Write out exactly, with both ends included, the lines that run from the line containing "Extract the structured" to the end of the entries. Pictures are not part of the answer.

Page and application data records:
= = =
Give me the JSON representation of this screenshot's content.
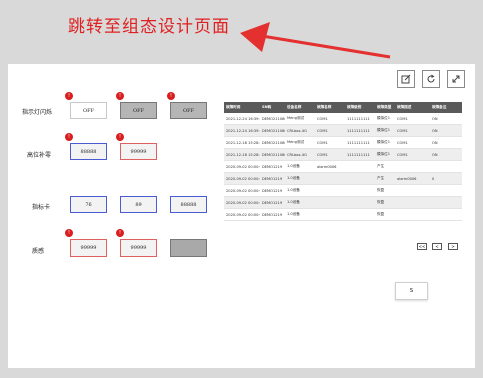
{
  "annotation": {
    "text": "跳转至组态设计页面",
    "color": "#e02020"
  },
  "toolbar": {
    "edit_icon": "edit-icon",
    "refresh_icon": "refresh-icon",
    "expand_icon": "expand-icon"
  },
  "rows": {
    "indicator": {
      "label": "指示灯闪烁",
      "boxes": [
        "OFF",
        "OFF",
        "OFF"
      ],
      "badges": [
        "!",
        "!",
        "!"
      ]
    },
    "high_zero": {
      "label": "高位补零",
      "boxes": [
        "88888",
        "99999"
      ],
      "badges": [
        "!",
        "!"
      ]
    },
    "indicator_card": {
      "label": "指标卡",
      "boxes": [
        "76",
        "89",
        "88888"
      ]
    },
    "gradient": {
      "label": "质感",
      "boxes": [
        "99999",
        "99999",
        ""
      ],
      "badges": [
        "!",
        "!"
      ]
    }
  },
  "table": {
    "headers": [
      "故障时间",
      "SN码",
      "设备名称",
      "故障名称",
      "故障级别",
      "故障类型",
      "故障描述",
      "故障备注"
    ],
    "rows": [
      [
        "2021-12-24 16:39:55",
        "DEMO211086",
        "Meng测试",
        "COM1",
        "1111111111",
        "模拟位1",
        "COM1",
        "ON"
      ],
      [
        "2021-12-24 16:39:55",
        "DEMO211086",
        "CRLbox-4G",
        "COM1",
        "1111111111",
        "模拟位1",
        "COM1",
        "ON"
      ],
      [
        "2021-12-18 15:28:54",
        "DEMO211086",
        "Meng测试",
        "COM1",
        "1111111111",
        "模拟位1",
        "COM1",
        "ON"
      ],
      [
        "2021-12-18 15:28:54",
        "DEMO211086",
        "CRLbox-4G",
        "COM1",
        "1111111111",
        "模拟位1",
        "COM1",
        "ON"
      ],
      [
        "2020-09-02 00:00:00",
        "DEMO1219",
        "1.0设备",
        "alarm0006",
        "",
        "产生",
        "",
        ""
      ],
      [
        "2020-09-02 00:00:00",
        "DEMO1219",
        "1.0设备",
        "",
        "",
        "产生",
        "alarm0006",
        "0"
      ],
      [
        "2020-09-02 00:00:00",
        "DEMO1219",
        "1.0设备",
        "",
        "",
        "恢复",
        "",
        ""
      ],
      [
        "2020-09-02 00:00:00",
        "DEMO1219",
        "1.0设备",
        "",
        "",
        "恢复",
        "",
        ""
      ],
      [
        "2020-09-02 00:00:00",
        "DEMO1219",
        "1.0设备",
        "",
        "",
        "恢复",
        "",
        ""
      ]
    ]
  },
  "pagination": {
    "first": "<<",
    "prev": "<",
    "next": ">"
  },
  "s_button": {
    "label": "S"
  }
}
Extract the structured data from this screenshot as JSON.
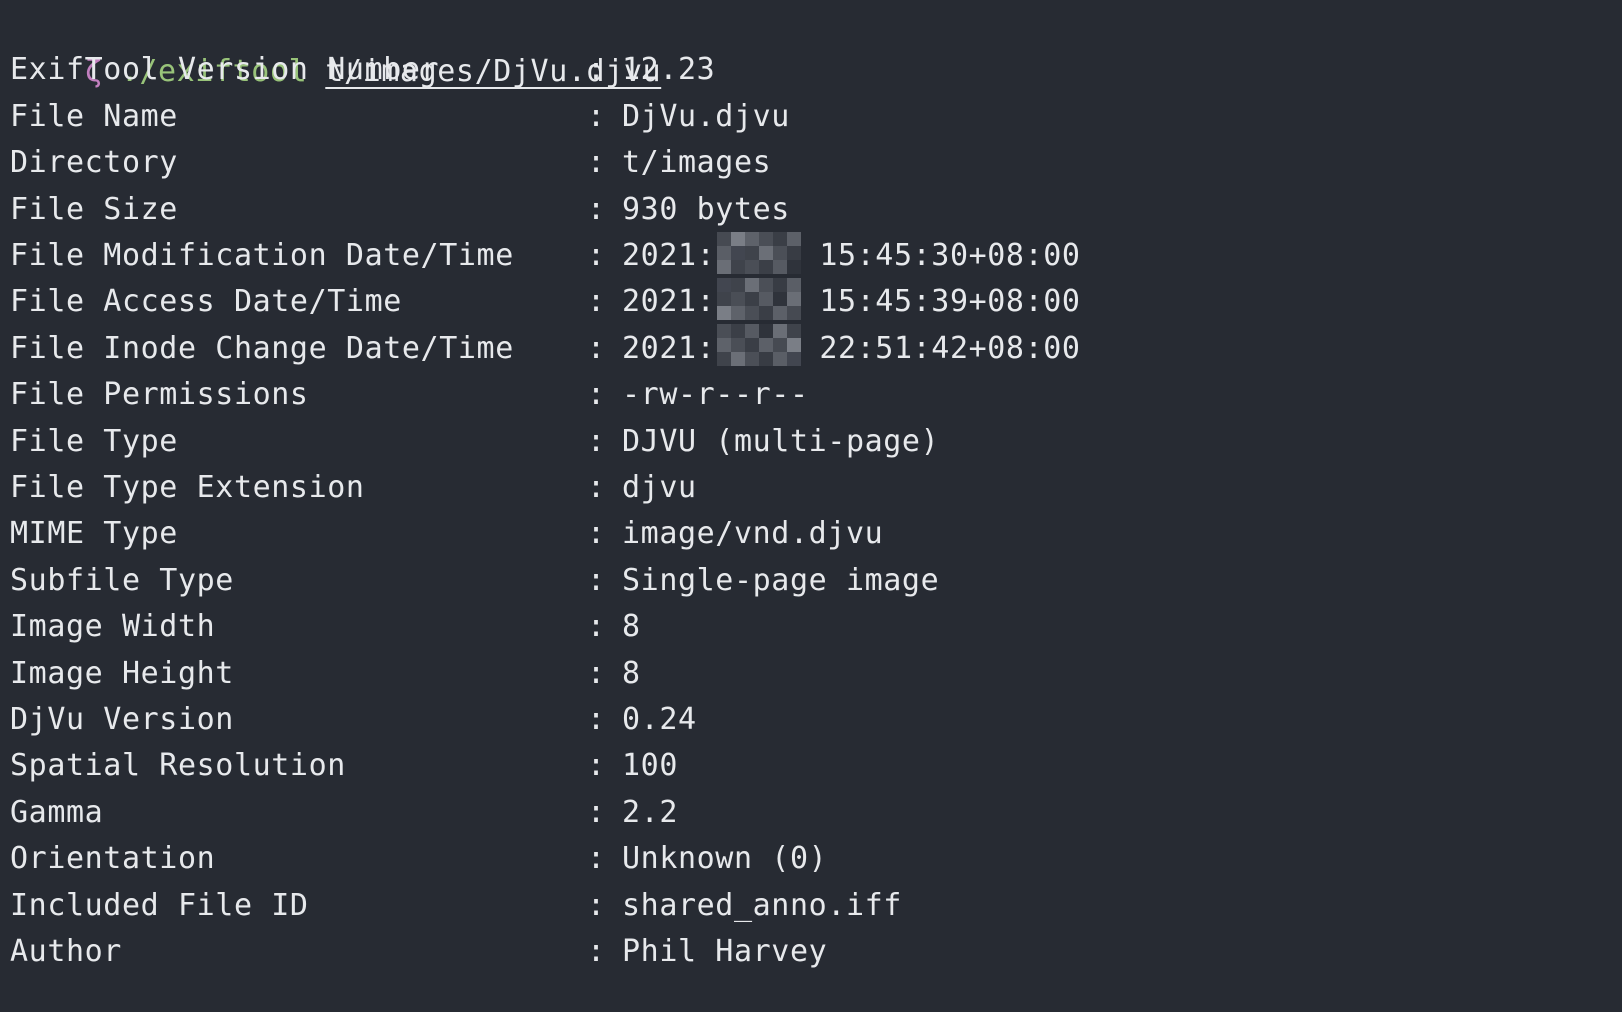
{
  "prompt": {
    "symbol": "ζ",
    "command": "./exiftool",
    "argument": "t/images/DjVu.djvu"
  },
  "separator": ":",
  "rows": [
    {
      "key": "ExifTool Version Number",
      "value": "12.23"
    },
    {
      "key": "File Name",
      "value": "DjVu.djvu"
    },
    {
      "key": "Directory",
      "value": "t/images"
    },
    {
      "key": "File Size",
      "value": "930 bytes"
    },
    {
      "key": "File Modification Date/Time",
      "value_prefix": "2021:",
      "value_suffix": "15:45:30+08:00",
      "redacted": true
    },
    {
      "key": "File Access Date/Time",
      "value_prefix": "2021:",
      "value_suffix": "15:45:39+08:00",
      "redacted": true
    },
    {
      "key": "File Inode Change Date/Time",
      "value_prefix": "2021:",
      "value_suffix": "22:51:42+08:00",
      "redacted": true
    },
    {
      "key": "File Permissions",
      "value": "-rw-r--r--"
    },
    {
      "key": "File Type",
      "value": "DJVU (multi-page)"
    },
    {
      "key": "File Type Extension",
      "value": "djvu"
    },
    {
      "key": "MIME Type",
      "value": "image/vnd.djvu"
    },
    {
      "key": "Subfile Type",
      "value": "Single-page image"
    },
    {
      "key": "Image Width",
      "value": "8"
    },
    {
      "key": "Image Height",
      "value": "8"
    },
    {
      "key": "DjVu Version",
      "value": "0.24"
    },
    {
      "key": "Spatial Resolution",
      "value": "100"
    },
    {
      "key": "Gamma",
      "value": "2.2"
    },
    {
      "key": "Orientation",
      "value": "Unknown (0)"
    },
    {
      "key": "Included File ID",
      "value": "shared_anno.iff"
    },
    {
      "key": "Author",
      "value": "Phil Harvey"
    }
  ],
  "colors": {
    "background": "#272b33",
    "text": "#e7e9ec",
    "prompt_symbol": "#c27fbf",
    "command": "#98c379"
  }
}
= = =
> Written response:
Extract the structured data from this screenshot as JSON.
{
  "prompt": {
    "symbol": "ζ",
    "command": "./exiftool",
    "argument": "t/images/DjVu.djvu"
  },
  "separator": ":",
  "rows": [
    {
      "key": "ExifTool Version Number",
      "value": "12.23"
    },
    {
      "key": "File Name",
      "value": "DjVu.djvu"
    },
    {
      "key": "Directory",
      "value": "t/images"
    },
    {
      "key": "File Size",
      "value": "930 bytes"
    },
    {
      "key": "File Modification Date/Time",
      "value_prefix": "2021:",
      "value_suffix": "15:45:30+08:00",
      "redacted": true
    },
    {
      "key": "File Access Date/Time",
      "value_prefix": "2021:",
      "value_suffix": "15:45:39+08:00",
      "redacted": true
    },
    {
      "key": "File Inode Change Date/Time",
      "value_prefix": "2021:",
      "value_suffix": "22:51:42+08:00",
      "redacted": true
    },
    {
      "key": "File Permissions",
      "value": "-rw-r--r--"
    },
    {
      "key": "File Type",
      "value": "DJVU (multi-page)"
    },
    {
      "key": "File Type Extension",
      "value": "djvu"
    },
    {
      "key": "MIME Type",
      "value": "image/vnd.djvu"
    },
    {
      "key": "Subfile Type",
      "value": "Single-page image"
    },
    {
      "key": "Image Width",
      "value": "8"
    },
    {
      "key": "Image Height",
      "value": "8"
    },
    {
      "key": "DjVu Version",
      "value": "0.24"
    },
    {
      "key": "Spatial Resolution",
      "value": "100"
    },
    {
      "key": "Gamma",
      "value": "2.2"
    },
    {
      "key": "Orientation",
      "value": "Unknown (0)"
    },
    {
      "key": "Included File ID",
      "value": "shared_anno.iff"
    },
    {
      "key": "Author",
      "value": "Phil Harvey"
    }
  ],
  "colors": {
    "background": "#272b33",
    "text": "#e7e9ec",
    "prompt_symbol": "#c27fbf",
    "command": "#98c379"
  }
}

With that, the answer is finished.